I’d also started teaching while I was in prison. There were evening classes there, and, among other things, I taught an economics elective for businessmen with a prison record. After my release, I started consulting, working within the framework of Russian educational reforms.
And then came the war in February 2022.
For me, it came as a complete surprise; it seemed illogical somehow. I was one of those people who thought [war] was impossible in principle. When it started, our emotions drove us out onto Pushkin Square [in Moscow], where the first protest [against the war in Ukraine] was taking place.

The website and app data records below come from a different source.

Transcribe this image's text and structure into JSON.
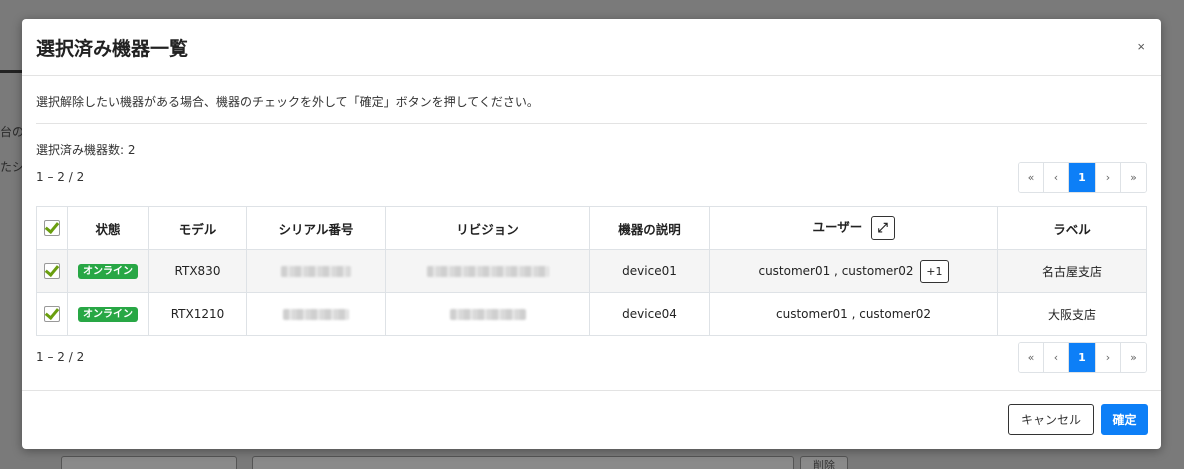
{
  "background": {
    "fragment_1": "台の",
    "fragment_2": "たシ",
    "delete_label": "削除"
  },
  "modal": {
    "title": "選択済み機器一覧",
    "close_label": "×",
    "notice": "選択解除したい機器がある場合、機器のチェックを外して「確定」ボタンを押してください。",
    "selected_count": "選択済み機器数: 2",
    "range_top": "1 – 2 / 2",
    "range_bottom": "1 – 2 / 2",
    "pagination": {
      "first": "«",
      "prev": "‹",
      "current": "1",
      "next": "›",
      "last": "»"
    },
    "table": {
      "headers": {
        "status": "状態",
        "model": "モデル",
        "serial": "シリアル番号",
        "revision": "リビジョン",
        "description": "機器の説明",
        "user": "ユーザー",
        "label": "ラベル"
      },
      "rows": [
        {
          "status": "オンライン",
          "model": "RTX830",
          "description": "device01",
          "users": "customer01 , customer02",
          "more": "+1",
          "label": "名古屋支店"
        },
        {
          "status": "オンライン",
          "model": "RTX1210",
          "description": "device04",
          "users": "customer01 , customer02",
          "label": "大阪支店"
        }
      ]
    },
    "footer": {
      "cancel": "キャンセル",
      "confirm": "確定"
    }
  },
  "colors": {
    "primary": "#0d7ff7",
    "online_badge": "#28a745",
    "check": "#6a9e0f"
  }
}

We’d put together some banners and were immediately arrested. After that, it was the prison van, and then several days in jail. I had the “privilege” of being interrogated by special cops with special little questions, but it all ended in a 10,000-ruble [$140] fine.
We kept on protesting until March 6, but after that it became clear that direct anti-war political action had gotten significantly riskier. The new laws on “fakes” and “discrediting [the Russian army]” mean that — as someone with an outstanding felony conviction and two stints in a special detention center (one for protesting in Navalny’s defense [in April 2021] and the other for my participation in the [Ivan Golunov protest of June 2019]) — I’d be looking at a new prison term.
So, on the one hand, protesting is risky, and on the other, it’s ineffective. In Moscow, for instance, it seems like lots of people understand what’s happening, but they’re afraid and don’t react to grassroots protests.
Are you in Moscow now?
Yes. All the work I do is tied up with Russia. I don’t know what I’d do abroad. I’m compelled to watch events as they unfold.
The screws are clearly being tightened to their limit right now; it’s a complete witch hunt. But I still feel an obligation to do something, no matter how small, to make people’s lives here easier. I don’t know what that could be… I have to work harder, to try to explain what’s happening to people who aren’t yet on board.
Putin has taken over our country. The majority supports the war, so it’s important to talk to people outside our information bubble as much as possible. An important discovery I made in prison was that 99 percent of the people in there with me didn’t think like I do. Your fellow inmates are not necessarily people you’d choose to be around; it’s forced socialization. But after six months of talking with you, they understand why you went out to protest on Bolotnaya, that you aren’t bought and paid for, and that you have certain convictions. It’s important to reach people like that. It doesn’t happen overnight, but there’s no way around it.
Translation by Maya Vinokour